### TASK INSTRUCTIONS:
The whole listing is to be restated word for word with no images.

─── DATA IN THIS EXERCISE ───

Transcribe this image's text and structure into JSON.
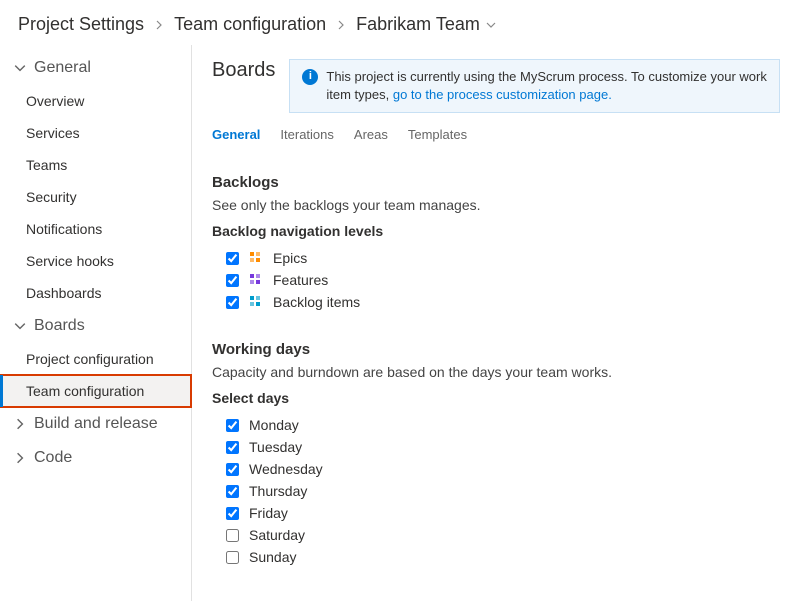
{
  "breadcrumb": {
    "root": "Project Settings",
    "mid": "Team configuration",
    "leaf": "Fabrikam Team"
  },
  "sidebar": {
    "groups": [
      {
        "label": "General",
        "expanded": true,
        "items": [
          {
            "label": "Overview"
          },
          {
            "label": "Services"
          },
          {
            "label": "Teams"
          },
          {
            "label": "Security"
          },
          {
            "label": "Notifications"
          },
          {
            "label": "Service hooks"
          },
          {
            "label": "Dashboards"
          }
        ]
      },
      {
        "label": "Boards",
        "expanded": true,
        "items": [
          {
            "label": "Project configuration"
          },
          {
            "label": "Team configuration",
            "active": true,
            "highlighted": true
          }
        ]
      },
      {
        "label": "Build and release",
        "expanded": false,
        "items": []
      },
      {
        "label": "Code",
        "expanded": false,
        "items": []
      }
    ]
  },
  "page": {
    "title": "Boards",
    "banner_text": "This project is currently using the MyScrum process. To customize your work item types, ",
    "banner_link": "go to the process customization page."
  },
  "tabs": [
    {
      "label": "General",
      "active": true
    },
    {
      "label": "Iterations"
    },
    {
      "label": "Areas"
    },
    {
      "label": "Templates"
    }
  ],
  "backlogs": {
    "heading": "Backlogs",
    "desc": "See only the backlogs your team manages.",
    "subhead": "Backlog navigation levels",
    "levels": [
      {
        "label": "Epics",
        "checked": true,
        "icon_color": "#ff8c00"
      },
      {
        "label": "Features",
        "checked": true,
        "icon_color": "#773adc"
      },
      {
        "label": "Backlog items",
        "checked": true,
        "icon_color": "#009ccc"
      }
    ]
  },
  "working_days": {
    "heading": "Working days",
    "desc": "Capacity and burndown are based on the days your team works.",
    "subhead": "Select days",
    "days": [
      {
        "label": "Monday",
        "checked": true
      },
      {
        "label": "Tuesday",
        "checked": true
      },
      {
        "label": "Wednesday",
        "checked": true
      },
      {
        "label": "Thursday",
        "checked": true
      },
      {
        "label": "Friday",
        "checked": true
      },
      {
        "label": "Saturday",
        "checked": false
      },
      {
        "label": "Sunday",
        "checked": false
      }
    ]
  }
}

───

### RESPONSE:
Transcribe this image's text and structure into JSON.
{
  "breadcrumb": {
    "root": "Project Settings",
    "mid": "Team configuration",
    "leaf": "Fabrikam Team"
  },
  "sidebar": {
    "groups": [
      {
        "label": "General",
        "expanded": true,
        "items": [
          {
            "label": "Overview"
          },
          {
            "label": "Services"
          },
          {
            "label": "Teams"
          },
          {
            "label": "Security"
          },
          {
            "label": "Notifications"
          },
          {
            "label": "Service hooks"
          },
          {
            "label": "Dashboards"
          }
        ]
      },
      {
        "label": "Boards",
        "expanded": true,
        "items": [
          {
            "label": "Project configuration"
          },
          {
            "label": "Team configuration",
            "active": true,
            "highlighted": true
          }
        ]
      },
      {
        "label": "Build and release",
        "expanded": false,
        "items": []
      },
      {
        "label": "Code",
        "expanded": false,
        "items": []
      }
    ]
  },
  "page": {
    "title": "Boards",
    "banner_text": "This project is currently using the MyScrum process. To customize your work item types, ",
    "banner_link": "go to the process customization page."
  },
  "tabs": [
    {
      "label": "General",
      "active": true
    },
    {
      "label": "Iterations"
    },
    {
      "label": "Areas"
    },
    {
      "label": "Templates"
    }
  ],
  "backlogs": {
    "heading": "Backlogs",
    "desc": "See only the backlogs your team manages.",
    "subhead": "Backlog navigation levels",
    "levels": [
      {
        "label": "Epics",
        "checked": true,
        "icon_color": "#ff8c00"
      },
      {
        "label": "Features",
        "checked": true,
        "icon_color": "#773adc"
      },
      {
        "label": "Backlog items",
        "checked": true,
        "icon_color": "#009ccc"
      }
    ]
  },
  "working_days": {
    "heading": "Working days",
    "desc": "Capacity and burndown are based on the days your team works.",
    "subhead": "Select days",
    "days": [
      {
        "label": "Monday",
        "checked": true
      },
      {
        "label": "Tuesday",
        "checked": true
      },
      {
        "label": "Wednesday",
        "checked": true
      },
      {
        "label": "Thursday",
        "checked": true
      },
      {
        "label": "Friday",
        "checked": true
      },
      {
        "label": "Saturday",
        "checked": false
      },
      {
        "label": "Sunday",
        "checked": false
      }
    ]
  }
}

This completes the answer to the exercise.